Book cover of Anatomy of Failure: Why America Loses Every War It Starts by Harlan Ullman
History

Anatomy of Failure: Why America Loses Every War It Starts

Since the end of World War II, America lost every war it started and failed in military interventions when it did not use sound strategic thinking or have sufficient knowledge and understanding of the circumstances in deciding to use force. The public and politicians need to understand why we have often failed in using military force and the causes. From that understanding, hopefully future administrations will be better prepared when considering the most vexing decision to employ force and send Americans into battle. […Learn More]

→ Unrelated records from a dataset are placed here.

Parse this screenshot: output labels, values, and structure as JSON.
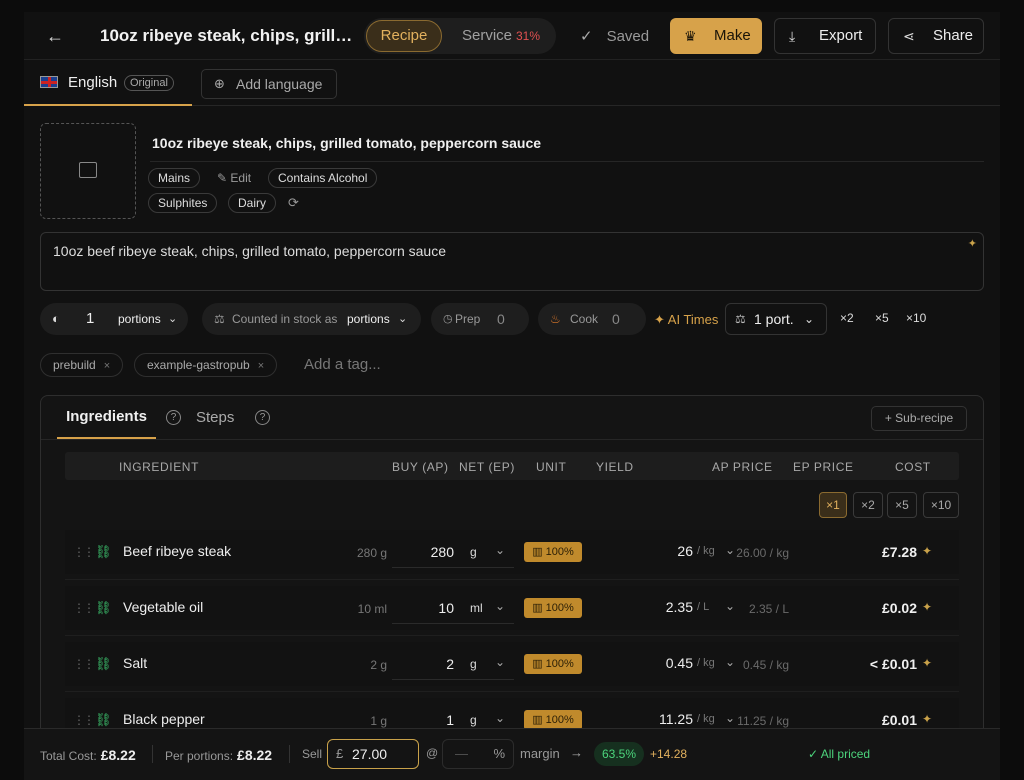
{
  "topbar": {
    "title": "10oz ribeye steak, chips, grilled t...",
    "tab_recipe": "Recipe",
    "tab_service": "Service",
    "service_pct": "31%",
    "saved": "Saved",
    "make": "Make",
    "export": "Export",
    "share": "Share"
  },
  "language": {
    "current": "English",
    "original_badge": "Original",
    "add_language": "Add language"
  },
  "recipe": {
    "name": "10oz ribeye steak, chips, grilled tomato, peppercorn sauce",
    "category": "Mains",
    "edit": "Edit",
    "allergens": [
      "Contains Alcohol",
      "Sulphites",
      "Dairy"
    ],
    "description": "10oz beef ribeye steak, chips, grilled tomato, peppercorn sauce"
  },
  "portions": {
    "count": "1",
    "unit": "portions",
    "stock_label": "Counted in stock as",
    "stock_unit": "portions",
    "prep_label": "Prep",
    "prep_value": "0",
    "cook_label": "Cook",
    "cook_value": "0",
    "ai_times": "AI Times",
    "scale_value": "1 port.",
    "multipliers": [
      "×2",
      "×5",
      "×10"
    ]
  },
  "tags": {
    "items": [
      "prebuild",
      "example-gastropub"
    ],
    "placeholder": "Add a tag..."
  },
  "ingredients_card": {
    "tab_ingredients": "Ingredients",
    "tab_steps": "Steps",
    "sub_recipe": "Sub-recipe",
    "columns": [
      "INGREDIENT",
      "BUY (AP)",
      "NET (EP)",
      "UNIT",
      "YIELD",
      "AP PRICE",
      "EP PRICE",
      "COST"
    ],
    "multipliers": [
      "×1",
      "×2",
      "×5",
      "×10"
    ],
    "rows": [
      {
        "name": "Beef ribeye steak",
        "buy": "280 g",
        "net": "280",
        "unit": "g",
        "yield": "100%",
        "ap_price": "26",
        "ap_unit": "/ kg",
        "ep_price": "26.00",
        "ep_unit": "/ kg",
        "cost": "£7.28"
      },
      {
        "name": "Vegetable oil",
        "buy": "10 ml",
        "net": "10",
        "unit": "ml",
        "yield": "100%",
        "ap_price": "2.35",
        "ap_unit": "/ L",
        "ep_price": "2.35",
        "ep_unit": "/ L",
        "cost": "£0.02"
      },
      {
        "name": "Salt",
        "buy": "2 g",
        "net": "2",
        "unit": "g",
        "yield": "100%",
        "ap_price": "0.45",
        "ap_unit": "/ kg",
        "ep_price": "0.45",
        "ep_unit": "/ kg",
        "cost": "< £0.01"
      },
      {
        "name": "Black pepper",
        "buy": "1 g",
        "net": "1",
        "unit": "g",
        "yield": "100%",
        "ap_price": "11.25",
        "ap_unit": "/ kg",
        "ep_price": "11.25",
        "ep_unit": "/ kg",
        "cost": "£0.01"
      }
    ]
  },
  "footer": {
    "total_label": "Total Cost:",
    "total_value": "£8.22",
    "per_label": "Per portions:",
    "per_value": "£8.22",
    "sell_label": "Sell",
    "currency": "£",
    "sell_value": "27.00",
    "at": "@",
    "margin_placeholder": "—",
    "pct_sign": "%",
    "margin_label": "margin",
    "margin_pct": "63.5%",
    "margin_delta": "+14.28",
    "all_priced": "✓ All priced"
  }
}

Book cover of China as a Twenty-First-Century Naval Power: Theory Practice and Implications by Michael McDevitt
International & World Politics

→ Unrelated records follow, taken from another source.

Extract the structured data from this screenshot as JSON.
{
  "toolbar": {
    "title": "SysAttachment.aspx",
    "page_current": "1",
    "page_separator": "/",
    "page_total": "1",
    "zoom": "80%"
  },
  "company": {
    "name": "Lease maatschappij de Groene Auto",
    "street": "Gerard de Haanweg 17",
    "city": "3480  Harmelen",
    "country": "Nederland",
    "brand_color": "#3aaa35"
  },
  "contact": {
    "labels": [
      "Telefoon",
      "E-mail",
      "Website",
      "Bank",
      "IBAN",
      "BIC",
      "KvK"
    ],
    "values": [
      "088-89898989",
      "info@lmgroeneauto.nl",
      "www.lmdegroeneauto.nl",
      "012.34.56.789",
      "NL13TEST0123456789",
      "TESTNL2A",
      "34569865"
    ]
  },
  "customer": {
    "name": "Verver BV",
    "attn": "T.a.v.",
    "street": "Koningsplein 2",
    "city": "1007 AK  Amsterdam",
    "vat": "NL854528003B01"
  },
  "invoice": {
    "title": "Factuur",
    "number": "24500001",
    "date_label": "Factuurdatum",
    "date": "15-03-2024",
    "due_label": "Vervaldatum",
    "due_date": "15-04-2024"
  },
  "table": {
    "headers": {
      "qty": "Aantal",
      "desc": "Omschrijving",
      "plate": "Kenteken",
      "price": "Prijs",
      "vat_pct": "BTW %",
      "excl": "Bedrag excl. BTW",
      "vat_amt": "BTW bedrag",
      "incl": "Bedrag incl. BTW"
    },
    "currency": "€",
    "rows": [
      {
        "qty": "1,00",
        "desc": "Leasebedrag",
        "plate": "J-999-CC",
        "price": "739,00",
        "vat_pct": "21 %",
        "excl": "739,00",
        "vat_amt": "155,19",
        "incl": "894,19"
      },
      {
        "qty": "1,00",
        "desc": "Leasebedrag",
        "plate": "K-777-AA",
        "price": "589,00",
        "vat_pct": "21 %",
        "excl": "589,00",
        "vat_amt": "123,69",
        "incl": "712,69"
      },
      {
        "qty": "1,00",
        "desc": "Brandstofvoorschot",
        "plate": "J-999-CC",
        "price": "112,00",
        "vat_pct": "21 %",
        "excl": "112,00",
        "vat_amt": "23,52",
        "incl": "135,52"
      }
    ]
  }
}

China as a Twenty-First-Century Naval Power: Theory Practice and Implications

Xi Jinping has made his ambitions for the People’s Liberation Army (PLA) perfectly clear, there is no mystery what he wants, first, that China should become a “great maritime power” and secondly, that the PLA “become a world-class armed force by 2050.” He wants this latter objective to be largely completed by 2035.┬áChina as a Twenty-First-Century Naval Power focuses on China’s navy and how it is being transformed to satisfy the “world class” goal. […Learn More]

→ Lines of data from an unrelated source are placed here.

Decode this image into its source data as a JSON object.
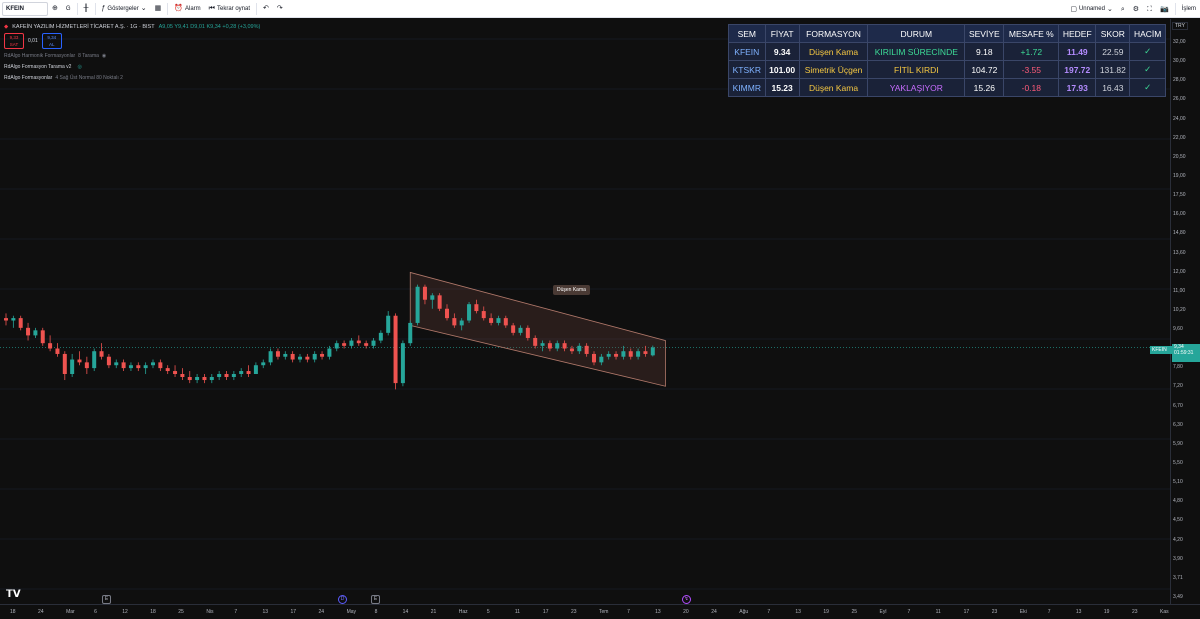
{
  "toolbar": {
    "symbol": "KFEIN",
    "interval": "G",
    "indicators_label": "Göstergeler",
    "alarm_label": "Alarm",
    "replay_label": "Tekrar oynat",
    "layout_name": "Unnamed",
    "trade_label": "İşlem"
  },
  "legend": {
    "title": "KAFEİN YAZILIM HİZMETLERİ TİCARET A.Ş. · 1G · BIST",
    "ohlc": "A9,05 Y9,41 D9,01 K9,34 +0,28 (+3,09%)",
    "sell_price": "9,33",
    "sell_label": "SAT",
    "mid_price": "0,01",
    "buy_price": "9,34",
    "buy_label": "AL",
    "indicators": [
      {
        "name": "RdAlgo Harmonik Formasyonlar",
        "params": "8 Tarama"
      },
      {
        "name": "RdAlgo Formasyon Tarama v2",
        "params": ""
      },
      {
        "name": "RdAlgo Formasyonlar",
        "params": "4 Sağ Üst Normal 80 Noktalı 2"
      }
    ]
  },
  "table": {
    "headers": [
      "SEM",
      "FİYAT",
      "FORMASYON",
      "DURUM",
      "SEVİYE",
      "MESAFE %",
      "HEDEF",
      "SKOR",
      "HACİM"
    ],
    "rows": [
      {
        "sem": "KFEIN",
        "price": "9.34",
        "formation": "Düşen Kama",
        "status": "KIRILIM SÜRECİNDE",
        "status_color": "green",
        "level": "9.18",
        "distance": "+1.72",
        "distance_sign": "pos",
        "target": "11.49",
        "score": "22.59",
        "volume": "✓"
      },
      {
        "sem": "KTSKR",
        "price": "101.00",
        "formation": "Simetrik Üçgen",
        "status": "FİTİL KIRDI",
        "status_color": "yellow",
        "level": "104.72",
        "distance": "-3.55",
        "distance_sign": "neg",
        "target": "197.72",
        "score": "131.82",
        "volume": "✓"
      },
      {
        "sem": "KIMMR",
        "price": "15.23",
        "formation": "Düşen Kama",
        "status": "YAKLAŞIYOR",
        "status_color": "purple",
        "level": "15.26",
        "distance": "-0.18",
        "distance_sign": "neg",
        "target": "17.93",
        "score": "16.43",
        "volume": "✓"
      }
    ]
  },
  "pattern_label": "Düşen Kama",
  "current_price": {
    "symbol": "KFEIN",
    "value": "9,34",
    "countdown": "01:59:31"
  },
  "currency": "TRY",
  "colors": {
    "up": "#26a69a",
    "down": "#ef5350",
    "background": "#0f0f0f",
    "table_bg": "#1a2238"
  },
  "price_axis": [
    "32,00",
    "30,00",
    "28,00",
    "26,00",
    "24,00",
    "22,00",
    "20,50",
    "19,00",
    "17,50",
    "16,00",
    "14,80",
    "13,60",
    "12,00",
    "11,00",
    "10,20",
    "9,60",
    "8,40",
    "7,80",
    "7,20",
    "6,70",
    "6,30",
    "5,90",
    "5,50",
    "5,10",
    "4,80",
    "4,50",
    "4,20",
    "3,90",
    "3,71",
    "3,49"
  ],
  "time_axis": [
    "18",
    "24",
    "Mar",
    "6",
    "12",
    "18",
    "25",
    "Nis",
    "7",
    "13",
    "17",
    "24",
    "May",
    "8",
    "14",
    "21",
    "Haz",
    "5",
    "11",
    "17",
    "23",
    "Tem",
    "7",
    "13",
    "20",
    "24",
    "Ağu",
    "7",
    "13",
    "19",
    "25",
    "Eyl",
    "7",
    "11",
    "17",
    "23",
    "Eki",
    "7",
    "13",
    "19",
    "23",
    "Kas"
  ],
  "chart_data": {
    "type": "candlestick",
    "symbol": "KFEIN",
    "ylim": [
      3.49,
      32.0
    ],
    "candles": [
      {
        "o": 10.5,
        "h": 10.7,
        "l": 10.2,
        "c": 10.4
      },
      {
        "o": 10.4,
        "h": 10.6,
        "l": 10.1,
        "c": 10.5
      },
      {
        "o": 10.5,
        "h": 10.6,
        "l": 10.0,
        "c": 10.1
      },
      {
        "o": 10.1,
        "h": 10.3,
        "l": 9.6,
        "c": 9.8
      },
      {
        "o": 9.8,
        "h": 10.1,
        "l": 9.7,
        "c": 10.0
      },
      {
        "o": 10.0,
        "h": 10.1,
        "l": 9.4,
        "c": 9.5
      },
      {
        "o": 9.5,
        "h": 9.8,
        "l": 9.2,
        "c": 9.3
      },
      {
        "o": 9.3,
        "h": 9.5,
        "l": 9.0,
        "c": 9.1
      },
      {
        "o": 9.1,
        "h": 9.2,
        "l": 8.2,
        "c": 8.4
      },
      {
        "o": 8.4,
        "h": 9.1,
        "l": 8.3,
        "c": 8.9
      },
      {
        "o": 8.9,
        "h": 9.2,
        "l": 8.7,
        "c": 8.8
      },
      {
        "o": 8.8,
        "h": 9.0,
        "l": 8.4,
        "c": 8.6
      },
      {
        "o": 8.6,
        "h": 9.3,
        "l": 8.5,
        "c": 9.2
      },
      {
        "o": 9.2,
        "h": 9.5,
        "l": 8.9,
        "c": 9.0
      },
      {
        "o": 9.0,
        "h": 9.1,
        "l": 8.6,
        "c": 8.7
      },
      {
        "o": 8.7,
        "h": 8.9,
        "l": 8.6,
        "c": 8.8
      },
      {
        "o": 8.8,
        "h": 8.9,
        "l": 8.5,
        "c": 8.6
      },
      {
        "o": 8.6,
        "h": 8.8,
        "l": 8.5,
        "c": 8.7
      },
      {
        "o": 8.7,
        "h": 8.8,
        "l": 8.5,
        "c": 8.6
      },
      {
        "o": 8.6,
        "h": 8.8,
        "l": 8.4,
        "c": 8.7
      },
      {
        "o": 8.7,
        "h": 8.9,
        "l": 8.6,
        "c": 8.8
      },
      {
        "o": 8.8,
        "h": 8.9,
        "l": 8.5,
        "c": 8.6
      },
      {
        "o": 8.6,
        "h": 8.7,
        "l": 8.4,
        "c": 8.5
      },
      {
        "o": 8.5,
        "h": 8.7,
        "l": 8.3,
        "c": 8.4
      },
      {
        "o": 8.4,
        "h": 8.6,
        "l": 8.2,
        "c": 8.3
      },
      {
        "o": 8.3,
        "h": 8.5,
        "l": 8.1,
        "c": 8.2
      },
      {
        "o": 8.2,
        "h": 8.4,
        "l": 8.1,
        "c": 8.3
      },
      {
        "o": 8.3,
        "h": 8.4,
        "l": 8.1,
        "c": 8.2
      },
      {
        "o": 8.2,
        "h": 8.4,
        "l": 8.1,
        "c": 8.3
      },
      {
        "o": 8.3,
        "h": 8.5,
        "l": 8.2,
        "c": 8.4
      },
      {
        "o": 8.4,
        "h": 8.5,
        "l": 8.2,
        "c": 8.3
      },
      {
        "o": 8.3,
        "h": 8.5,
        "l": 8.2,
        "c": 8.4
      },
      {
        "o": 8.4,
        "h": 8.6,
        "l": 8.3,
        "c": 8.5
      },
      {
        "o": 8.5,
        "h": 8.7,
        "l": 8.3,
        "c": 8.4
      },
      {
        "o": 8.4,
        "h": 8.8,
        "l": 8.4,
        "c": 8.7
      },
      {
        "o": 8.7,
        "h": 8.9,
        "l": 8.6,
        "c": 8.8
      },
      {
        "o": 8.8,
        "h": 9.3,
        "l": 8.7,
        "c": 9.2
      },
      {
        "o": 9.2,
        "h": 9.3,
        "l": 8.9,
        "c": 9.0
      },
      {
        "o": 9.0,
        "h": 9.2,
        "l": 8.9,
        "c": 9.1
      },
      {
        "o": 9.1,
        "h": 9.2,
        "l": 8.8,
        "c": 8.9
      },
      {
        "o": 8.9,
        "h": 9.1,
        "l": 8.8,
        "c": 9.0
      },
      {
        "o": 9.0,
        "h": 9.1,
        "l": 8.8,
        "c": 8.9
      },
      {
        "o": 8.9,
        "h": 9.2,
        "l": 8.8,
        "c": 9.1
      },
      {
        "o": 9.1,
        "h": 9.2,
        "l": 8.9,
        "c": 9.0
      },
      {
        "o": 9.0,
        "h": 9.4,
        "l": 8.9,
        "c": 9.3
      },
      {
        "o": 9.3,
        "h": 9.6,
        "l": 9.2,
        "c": 9.5
      },
      {
        "o": 9.5,
        "h": 9.6,
        "l": 9.3,
        "c": 9.4
      },
      {
        "o": 9.4,
        "h": 9.7,
        "l": 9.3,
        "c": 9.6
      },
      {
        "o": 9.6,
        "h": 9.8,
        "l": 9.4,
        "c": 9.5
      },
      {
        "o": 9.5,
        "h": 9.6,
        "l": 9.3,
        "c": 9.4
      },
      {
        "o": 9.4,
        "h": 9.7,
        "l": 9.3,
        "c": 9.6
      },
      {
        "o": 9.6,
        "h": 10.0,
        "l": 9.5,
        "c": 9.9
      },
      {
        "o": 9.9,
        "h": 10.8,
        "l": 9.8,
        "c": 10.6
      },
      {
        "o": 10.6,
        "h": 10.7,
        "l": 7.9,
        "c": 8.1
      },
      {
        "o": 8.1,
        "h": 9.6,
        "l": 8.0,
        "c": 9.5
      },
      {
        "o": 9.5,
        "h": 10.4,
        "l": 9.4,
        "c": 10.3
      },
      {
        "o": 10.3,
        "h": 12.0,
        "l": 10.2,
        "c": 11.9
      },
      {
        "o": 11.9,
        "h": 12.0,
        "l": 11.1,
        "c": 11.3
      },
      {
        "o": 11.3,
        "h": 11.6,
        "l": 10.9,
        "c": 11.5
      },
      {
        "o": 11.5,
        "h": 11.6,
        "l": 10.8,
        "c": 10.9
      },
      {
        "o": 10.9,
        "h": 11.1,
        "l": 10.4,
        "c": 10.5
      },
      {
        "o": 10.5,
        "h": 10.7,
        "l": 10.1,
        "c": 10.2
      },
      {
        "o": 10.2,
        "h": 10.5,
        "l": 10.0,
        "c": 10.4
      },
      {
        "o": 10.4,
        "h": 11.2,
        "l": 10.3,
        "c": 11.1
      },
      {
        "o": 11.1,
        "h": 11.3,
        "l": 10.7,
        "c": 10.8
      },
      {
        "o": 10.8,
        "h": 11.0,
        "l": 10.4,
        "c": 10.5
      },
      {
        "o": 10.5,
        "h": 10.7,
        "l": 10.2,
        "c": 10.3
      },
      {
        "o": 10.3,
        "h": 10.6,
        "l": 10.2,
        "c": 10.5
      },
      {
        "o": 10.5,
        "h": 10.6,
        "l": 10.1,
        "c": 10.2
      },
      {
        "o": 10.2,
        "h": 10.3,
        "l": 9.8,
        "c": 9.9
      },
      {
        "o": 9.9,
        "h": 10.2,
        "l": 9.8,
        "c": 10.1
      },
      {
        "o": 10.1,
        "h": 10.2,
        "l": 9.6,
        "c": 9.7
      },
      {
        "o": 9.7,
        "h": 9.8,
        "l": 9.3,
        "c": 9.4
      },
      {
        "o": 9.4,
        "h": 9.6,
        "l": 9.2,
        "c": 9.5
      },
      {
        "o": 9.5,
        "h": 9.6,
        "l": 9.2,
        "c": 9.3
      },
      {
        "o": 9.3,
        "h": 9.6,
        "l": 9.2,
        "c": 9.5
      },
      {
        "o": 9.5,
        "h": 9.6,
        "l": 9.2,
        "c": 9.3
      },
      {
        "o": 9.3,
        "h": 9.4,
        "l": 9.1,
        "c": 9.2
      },
      {
        "o": 9.2,
        "h": 9.5,
        "l": 9.1,
        "c": 9.4
      },
      {
        "o": 9.4,
        "h": 9.5,
        "l": 9.0,
        "c": 9.1
      },
      {
        "o": 9.1,
        "h": 9.2,
        "l": 8.7,
        "c": 8.8
      },
      {
        "o": 8.8,
        "h": 9.1,
        "l": 8.7,
        "c": 9.0
      },
      {
        "o": 9.0,
        "h": 9.2,
        "l": 8.9,
        "c": 9.1
      },
      {
        "o": 9.1,
        "h": 9.2,
        "l": 8.9,
        "c": 9.0
      },
      {
        "o": 9.0,
        "h": 9.4,
        "l": 8.9,
        "c": 9.2
      },
      {
        "o": 9.2,
        "h": 9.3,
        "l": 8.9,
        "c": 9.0
      },
      {
        "o": 9.0,
        "h": 9.3,
        "l": 8.9,
        "c": 9.2
      },
      {
        "o": 9.2,
        "h": 9.4,
        "l": 9.0,
        "c": 9.1
      },
      {
        "o": 9.05,
        "h": 9.41,
        "l": 9.01,
        "c": 9.34
      }
    ]
  }
}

Engineering & Transportation

Progressives in Navy Blue: Maritime Strategy, American Empire, and the Transformation of U.S. Naval Identity, 1873 * 1898

This study examines how intellectual and institutional developments transformed the U.S. Navy from 1873 to 1898. The period was a dynamic quarter-century in which Americans witnessed their Navy evolve. Cultures of progress–clusters of ideas, beliefs, values, and practices pertaining to modern warfare and technology–guided the Navy’s transformation. […Learn More]